“There was a cutoff for being too affluent and then there were people we would do surveys on and say, ‘These people are too poor; they’re too much of a credit risk,’ ” says Shenoy, describing the selection process for microfinance applicants with organization she formerly worked with. “That’s when my interest got piqued. … If we’re really trying to alleviate poverty, what do we do about the extreme poor?”
Her answer was Upaya, which focuses on entrepreneurs who have ideas with big business, and thus, big employment potential. They offer investments, not loans, with the hope of creating jobs for those often left behind by microfinance.
“You can think of us as the angel funders for small businesses in India,” says Shenoy, explaining that Upaya makes a point of working with entrepreneurs who may have trouble attracting traditional investors or securing bank loans.
The investments, usually between $10,000 and $75,00, go to businesses from areas that have a large concentrations of “ultra poor.”
The goal is to help grow promising businesses with capital as well as mentorship. In exchange, business owners promise to hire the poorest people in their region as jobs are created.
In the past three years, Upaya has invested in six businesses, ranging from a dairy collective to a company that makes “luxury paper” out of rhino and elephant dung, and an operation that turns fallen palm leaves into biodegradable plates. All told Upaya ventures now employ more than 1,100 people in jobs that pay, on average, between $2.25 and $4 a day.

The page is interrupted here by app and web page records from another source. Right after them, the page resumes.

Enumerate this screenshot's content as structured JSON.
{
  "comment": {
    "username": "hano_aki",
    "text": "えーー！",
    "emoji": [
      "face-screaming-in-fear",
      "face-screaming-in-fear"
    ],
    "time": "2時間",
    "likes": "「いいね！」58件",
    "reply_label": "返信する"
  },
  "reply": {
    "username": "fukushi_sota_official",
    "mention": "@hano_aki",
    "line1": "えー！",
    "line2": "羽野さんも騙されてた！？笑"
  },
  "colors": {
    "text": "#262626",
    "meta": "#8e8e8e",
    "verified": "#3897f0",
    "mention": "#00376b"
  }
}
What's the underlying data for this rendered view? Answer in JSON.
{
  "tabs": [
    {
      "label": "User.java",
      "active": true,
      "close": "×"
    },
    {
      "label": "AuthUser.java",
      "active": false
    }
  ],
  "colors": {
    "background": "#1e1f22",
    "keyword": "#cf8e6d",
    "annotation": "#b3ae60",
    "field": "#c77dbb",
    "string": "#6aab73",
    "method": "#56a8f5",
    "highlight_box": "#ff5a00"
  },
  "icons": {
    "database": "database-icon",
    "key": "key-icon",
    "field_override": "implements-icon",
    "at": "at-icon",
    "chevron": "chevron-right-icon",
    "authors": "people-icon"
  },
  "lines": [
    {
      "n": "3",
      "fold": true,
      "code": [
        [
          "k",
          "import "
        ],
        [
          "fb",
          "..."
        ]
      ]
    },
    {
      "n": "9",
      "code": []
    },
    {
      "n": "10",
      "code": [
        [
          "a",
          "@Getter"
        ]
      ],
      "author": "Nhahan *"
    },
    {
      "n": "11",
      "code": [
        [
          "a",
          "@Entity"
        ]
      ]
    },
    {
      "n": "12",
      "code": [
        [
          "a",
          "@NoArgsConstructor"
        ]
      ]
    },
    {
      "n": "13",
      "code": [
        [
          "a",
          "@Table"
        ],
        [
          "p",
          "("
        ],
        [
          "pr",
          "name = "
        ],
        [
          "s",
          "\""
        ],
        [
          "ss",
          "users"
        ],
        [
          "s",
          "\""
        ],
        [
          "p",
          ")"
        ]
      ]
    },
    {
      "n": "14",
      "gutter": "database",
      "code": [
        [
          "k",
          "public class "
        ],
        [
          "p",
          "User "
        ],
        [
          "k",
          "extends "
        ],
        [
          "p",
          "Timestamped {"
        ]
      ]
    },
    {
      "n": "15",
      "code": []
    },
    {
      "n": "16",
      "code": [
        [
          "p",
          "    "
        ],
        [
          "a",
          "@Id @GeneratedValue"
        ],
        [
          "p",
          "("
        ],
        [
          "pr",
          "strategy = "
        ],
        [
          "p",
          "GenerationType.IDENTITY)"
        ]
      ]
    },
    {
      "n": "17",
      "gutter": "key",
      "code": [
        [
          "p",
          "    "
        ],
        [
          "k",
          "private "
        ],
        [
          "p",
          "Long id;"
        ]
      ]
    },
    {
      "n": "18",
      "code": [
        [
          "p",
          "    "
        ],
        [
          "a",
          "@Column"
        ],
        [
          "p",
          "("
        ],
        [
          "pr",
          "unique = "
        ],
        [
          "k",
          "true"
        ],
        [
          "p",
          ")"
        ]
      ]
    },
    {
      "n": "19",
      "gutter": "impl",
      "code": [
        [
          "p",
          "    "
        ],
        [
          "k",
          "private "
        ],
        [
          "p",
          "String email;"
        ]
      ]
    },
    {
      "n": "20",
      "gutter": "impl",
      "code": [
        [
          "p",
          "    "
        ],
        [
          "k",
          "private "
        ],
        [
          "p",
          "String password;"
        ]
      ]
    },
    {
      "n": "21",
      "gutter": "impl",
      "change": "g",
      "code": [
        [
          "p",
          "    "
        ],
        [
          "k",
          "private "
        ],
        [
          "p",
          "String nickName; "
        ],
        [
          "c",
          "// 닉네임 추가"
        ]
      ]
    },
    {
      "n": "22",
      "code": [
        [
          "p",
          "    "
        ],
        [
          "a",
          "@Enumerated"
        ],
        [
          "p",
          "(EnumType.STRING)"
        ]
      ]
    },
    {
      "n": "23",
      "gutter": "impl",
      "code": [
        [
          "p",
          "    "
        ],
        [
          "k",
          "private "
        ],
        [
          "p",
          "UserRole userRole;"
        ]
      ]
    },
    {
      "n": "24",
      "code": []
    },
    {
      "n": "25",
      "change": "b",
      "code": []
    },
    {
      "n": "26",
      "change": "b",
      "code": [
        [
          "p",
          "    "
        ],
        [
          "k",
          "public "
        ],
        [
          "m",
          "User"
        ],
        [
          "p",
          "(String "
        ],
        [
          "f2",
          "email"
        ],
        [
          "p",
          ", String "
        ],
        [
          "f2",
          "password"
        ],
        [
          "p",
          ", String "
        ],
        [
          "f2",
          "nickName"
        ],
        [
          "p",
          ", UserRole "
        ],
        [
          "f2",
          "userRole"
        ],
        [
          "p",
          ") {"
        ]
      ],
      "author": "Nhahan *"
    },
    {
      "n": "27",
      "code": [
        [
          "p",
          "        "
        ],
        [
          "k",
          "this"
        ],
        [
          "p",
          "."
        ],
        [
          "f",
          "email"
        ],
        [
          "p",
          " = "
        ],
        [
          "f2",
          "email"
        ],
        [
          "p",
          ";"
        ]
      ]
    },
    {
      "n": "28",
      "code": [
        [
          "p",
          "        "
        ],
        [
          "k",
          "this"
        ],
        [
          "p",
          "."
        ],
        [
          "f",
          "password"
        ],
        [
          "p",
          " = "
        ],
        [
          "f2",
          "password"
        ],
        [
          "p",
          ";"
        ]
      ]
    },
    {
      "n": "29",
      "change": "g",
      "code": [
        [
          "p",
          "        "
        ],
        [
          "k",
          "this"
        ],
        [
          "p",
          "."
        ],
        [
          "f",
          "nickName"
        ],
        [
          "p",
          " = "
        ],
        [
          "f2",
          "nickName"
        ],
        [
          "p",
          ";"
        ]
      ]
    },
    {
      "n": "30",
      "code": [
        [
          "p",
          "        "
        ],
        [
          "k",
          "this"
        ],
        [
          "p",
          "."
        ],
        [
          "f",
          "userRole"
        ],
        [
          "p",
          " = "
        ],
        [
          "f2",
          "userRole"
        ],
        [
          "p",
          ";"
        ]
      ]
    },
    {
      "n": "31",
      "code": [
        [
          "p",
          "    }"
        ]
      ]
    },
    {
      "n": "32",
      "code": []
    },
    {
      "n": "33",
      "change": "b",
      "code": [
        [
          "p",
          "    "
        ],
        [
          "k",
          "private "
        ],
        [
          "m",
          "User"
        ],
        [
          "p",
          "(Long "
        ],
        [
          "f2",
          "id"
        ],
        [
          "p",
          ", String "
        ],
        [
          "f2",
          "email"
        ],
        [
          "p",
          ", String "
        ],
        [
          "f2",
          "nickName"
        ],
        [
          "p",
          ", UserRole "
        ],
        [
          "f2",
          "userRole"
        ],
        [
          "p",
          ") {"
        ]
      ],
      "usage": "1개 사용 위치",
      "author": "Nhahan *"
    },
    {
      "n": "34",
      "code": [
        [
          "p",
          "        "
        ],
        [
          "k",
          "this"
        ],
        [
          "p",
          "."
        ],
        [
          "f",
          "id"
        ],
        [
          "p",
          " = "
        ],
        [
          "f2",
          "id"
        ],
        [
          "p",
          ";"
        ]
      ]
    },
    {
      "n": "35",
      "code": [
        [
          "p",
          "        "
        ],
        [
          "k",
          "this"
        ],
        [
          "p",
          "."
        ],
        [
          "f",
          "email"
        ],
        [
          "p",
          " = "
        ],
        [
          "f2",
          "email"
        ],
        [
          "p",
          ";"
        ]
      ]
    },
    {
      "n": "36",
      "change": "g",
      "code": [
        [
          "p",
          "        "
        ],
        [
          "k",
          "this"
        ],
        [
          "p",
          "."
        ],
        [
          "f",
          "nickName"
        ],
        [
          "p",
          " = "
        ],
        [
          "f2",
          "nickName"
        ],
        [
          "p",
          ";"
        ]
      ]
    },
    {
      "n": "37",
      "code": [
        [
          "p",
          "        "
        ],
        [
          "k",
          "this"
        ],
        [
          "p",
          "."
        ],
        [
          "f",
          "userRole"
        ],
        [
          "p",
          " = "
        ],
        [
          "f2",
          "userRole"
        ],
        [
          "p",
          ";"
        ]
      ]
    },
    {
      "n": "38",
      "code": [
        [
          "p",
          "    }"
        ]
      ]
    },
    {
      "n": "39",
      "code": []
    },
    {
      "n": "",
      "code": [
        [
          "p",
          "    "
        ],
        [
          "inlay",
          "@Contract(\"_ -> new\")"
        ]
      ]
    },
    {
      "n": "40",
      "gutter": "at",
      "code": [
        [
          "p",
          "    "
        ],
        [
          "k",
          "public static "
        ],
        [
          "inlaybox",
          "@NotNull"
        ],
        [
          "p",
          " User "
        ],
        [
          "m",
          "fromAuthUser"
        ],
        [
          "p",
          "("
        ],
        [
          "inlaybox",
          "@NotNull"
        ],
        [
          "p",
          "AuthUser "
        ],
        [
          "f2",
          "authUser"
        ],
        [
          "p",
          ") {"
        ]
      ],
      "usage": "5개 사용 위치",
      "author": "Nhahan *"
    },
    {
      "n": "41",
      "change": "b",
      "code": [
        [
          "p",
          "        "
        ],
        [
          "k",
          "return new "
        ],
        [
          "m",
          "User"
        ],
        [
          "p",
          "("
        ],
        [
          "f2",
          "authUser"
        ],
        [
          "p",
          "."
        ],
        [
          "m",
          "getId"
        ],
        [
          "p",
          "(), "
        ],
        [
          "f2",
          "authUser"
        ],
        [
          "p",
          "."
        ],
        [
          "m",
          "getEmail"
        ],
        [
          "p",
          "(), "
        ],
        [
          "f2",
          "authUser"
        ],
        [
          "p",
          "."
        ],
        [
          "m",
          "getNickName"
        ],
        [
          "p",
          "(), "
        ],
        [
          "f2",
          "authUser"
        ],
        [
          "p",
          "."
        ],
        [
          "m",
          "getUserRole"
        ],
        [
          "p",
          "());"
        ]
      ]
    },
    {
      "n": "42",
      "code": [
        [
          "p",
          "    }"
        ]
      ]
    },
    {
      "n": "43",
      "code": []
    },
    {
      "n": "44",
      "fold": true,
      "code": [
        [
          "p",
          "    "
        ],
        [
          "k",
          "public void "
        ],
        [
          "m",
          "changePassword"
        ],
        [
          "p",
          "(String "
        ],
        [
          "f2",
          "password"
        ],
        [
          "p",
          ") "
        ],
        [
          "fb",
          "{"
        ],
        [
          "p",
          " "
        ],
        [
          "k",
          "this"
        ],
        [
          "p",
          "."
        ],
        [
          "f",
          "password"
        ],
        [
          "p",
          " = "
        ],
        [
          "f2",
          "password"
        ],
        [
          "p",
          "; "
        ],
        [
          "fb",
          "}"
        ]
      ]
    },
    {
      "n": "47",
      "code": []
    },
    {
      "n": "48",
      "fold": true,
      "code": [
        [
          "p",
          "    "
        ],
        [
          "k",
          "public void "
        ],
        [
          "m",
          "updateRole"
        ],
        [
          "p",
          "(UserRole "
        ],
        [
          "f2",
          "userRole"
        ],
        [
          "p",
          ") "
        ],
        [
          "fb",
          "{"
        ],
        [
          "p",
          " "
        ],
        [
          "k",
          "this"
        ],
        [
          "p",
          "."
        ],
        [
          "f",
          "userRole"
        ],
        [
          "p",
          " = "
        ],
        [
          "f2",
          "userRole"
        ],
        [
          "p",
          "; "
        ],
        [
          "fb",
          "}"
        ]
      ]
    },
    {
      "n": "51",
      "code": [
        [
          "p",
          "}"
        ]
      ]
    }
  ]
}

It’s still a tiny paycheck for a tiny percentage of the millions living in desperate poverty. But it’s enough to move those few from that dangerous ultra poor category to the more stable midlevel-poor group. At this level,